We were faced with that choice, but we decided to open to the process. The grief of these lovely women opened for us an opportunity to get in touch with some fears we have about loss – such as losing each other and what that would mean for our daughter. We explored the realization that our parents are getting older and that the immediate circle of loss is closer than it used to be. And we grappled with the existential and found comfort in our beliefs. Difficult but also very heart opening because there is nothing more human than our connection to this life and what we think lays beyond.
We also noticed that this process brought up old losses – grief for other people, furry friends who have shared our home, and even aspects of our lives that had been painful or disappointing. While those tears had been shed before, there was more to release and we let it come. I think that is the blessing of grief – it so quickly cuts to the heart of what matters and reconnects us to who we are and the life we want to live. It makes everything more precious and sacred.
Open yourself to the healing power of grief. Set aside a few minutes to sit quietly and explore the following questions.
- What do you still need to grieve in your life?
- What losses, big and small, are still painful and need to be honored in some way?
- What and who is most important to you? Do your daily activities and priorities reflect this?
- What about the inevitability of illness, death and loss are you avoiding (intentionally or not)?
- How can you transform that with courage and grace?
For me, this is the best way to honor someone’s life – by living mine to the fullest.

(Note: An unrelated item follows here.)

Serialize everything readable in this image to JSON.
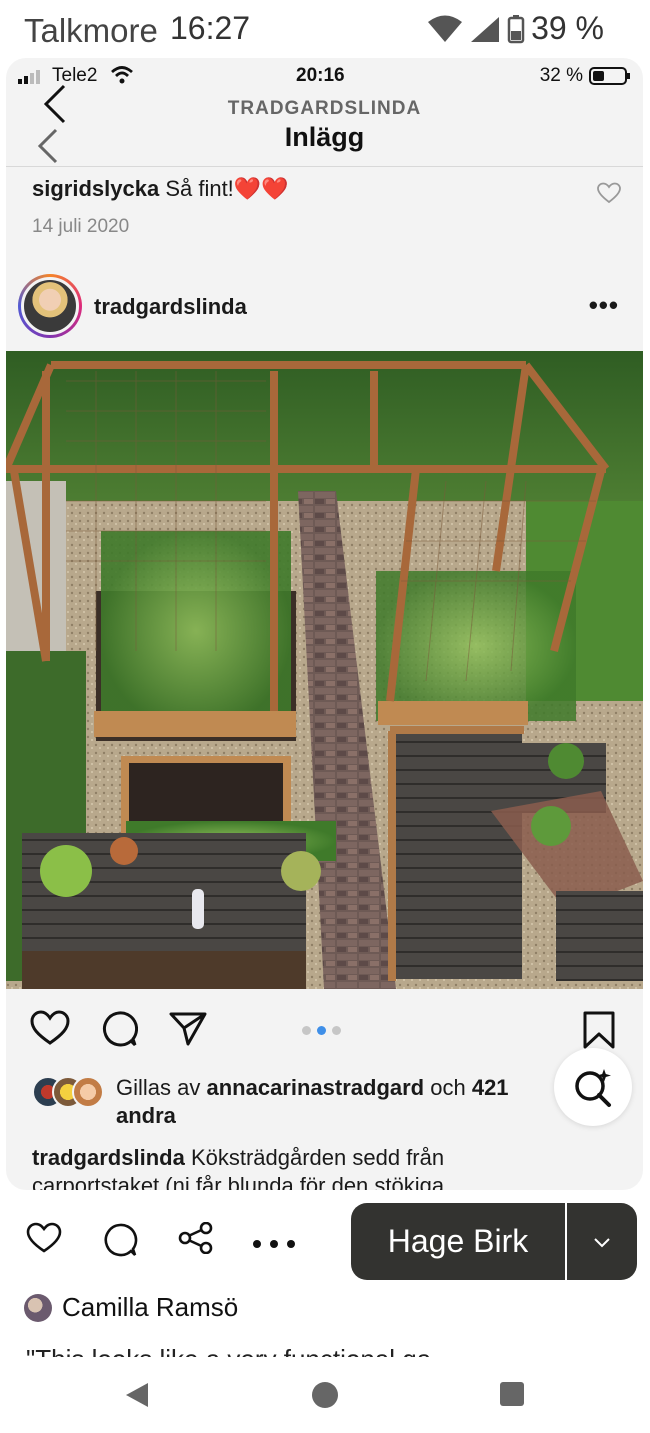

Pema Teeter says
I’m so sorry for your losses. My heart goes out to you both and your circle of friends affected.
What’s striking to me is that you both recognized your feelings as an opportunity to explore what was beyond them. It is heartening that you let the sad feelings flow, and in doing so, let them open up what more there was for you to feel and what there was to learn on the other side.
We so often want to box up our feelings and categorize them right place right time. What I’m reminded again here is that to be open to feeling emotions as they course through our lives, good and bad, is to be open to our lives’ evolution…and to happiness.